### Records for the exercise
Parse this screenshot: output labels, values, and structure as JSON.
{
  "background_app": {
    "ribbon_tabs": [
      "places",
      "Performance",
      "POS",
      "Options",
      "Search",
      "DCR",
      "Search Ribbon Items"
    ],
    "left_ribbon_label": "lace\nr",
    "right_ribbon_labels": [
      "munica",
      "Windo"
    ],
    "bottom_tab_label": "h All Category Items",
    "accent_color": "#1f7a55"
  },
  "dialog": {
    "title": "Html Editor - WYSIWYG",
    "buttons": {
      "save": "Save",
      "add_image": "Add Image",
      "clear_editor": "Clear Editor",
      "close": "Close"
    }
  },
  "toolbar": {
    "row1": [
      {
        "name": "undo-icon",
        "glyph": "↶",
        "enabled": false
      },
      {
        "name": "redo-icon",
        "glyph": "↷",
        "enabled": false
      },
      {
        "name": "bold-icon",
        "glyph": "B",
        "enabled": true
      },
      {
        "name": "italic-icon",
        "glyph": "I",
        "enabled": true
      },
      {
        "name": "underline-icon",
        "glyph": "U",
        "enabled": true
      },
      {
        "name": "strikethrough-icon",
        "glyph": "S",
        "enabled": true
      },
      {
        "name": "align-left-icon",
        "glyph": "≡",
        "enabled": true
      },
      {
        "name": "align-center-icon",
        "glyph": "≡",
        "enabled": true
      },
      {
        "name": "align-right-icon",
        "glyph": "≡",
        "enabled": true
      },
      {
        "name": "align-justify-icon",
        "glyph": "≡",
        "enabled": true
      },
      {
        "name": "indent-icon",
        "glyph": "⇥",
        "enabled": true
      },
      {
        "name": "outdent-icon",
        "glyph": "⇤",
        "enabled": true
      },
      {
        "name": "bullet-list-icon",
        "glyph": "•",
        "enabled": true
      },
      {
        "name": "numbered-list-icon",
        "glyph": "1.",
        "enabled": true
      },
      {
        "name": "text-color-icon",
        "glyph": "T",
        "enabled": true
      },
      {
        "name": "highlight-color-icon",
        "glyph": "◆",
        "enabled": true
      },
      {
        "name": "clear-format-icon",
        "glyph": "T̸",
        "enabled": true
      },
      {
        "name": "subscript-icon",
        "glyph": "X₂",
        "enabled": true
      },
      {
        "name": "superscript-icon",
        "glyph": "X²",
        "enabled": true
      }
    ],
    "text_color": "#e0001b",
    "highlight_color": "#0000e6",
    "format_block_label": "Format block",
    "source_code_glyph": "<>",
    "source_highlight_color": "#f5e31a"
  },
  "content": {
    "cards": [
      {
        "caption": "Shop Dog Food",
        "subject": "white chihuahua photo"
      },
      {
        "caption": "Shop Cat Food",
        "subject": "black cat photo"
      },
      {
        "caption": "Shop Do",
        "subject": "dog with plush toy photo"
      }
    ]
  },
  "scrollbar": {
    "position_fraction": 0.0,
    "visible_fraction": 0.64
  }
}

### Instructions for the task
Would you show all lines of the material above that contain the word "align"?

### Problem solution
        "name": "align-left-icon",
        "name": "align-center-icon",
        "name": "align-right-icon",
        "name": "align-justify-icon",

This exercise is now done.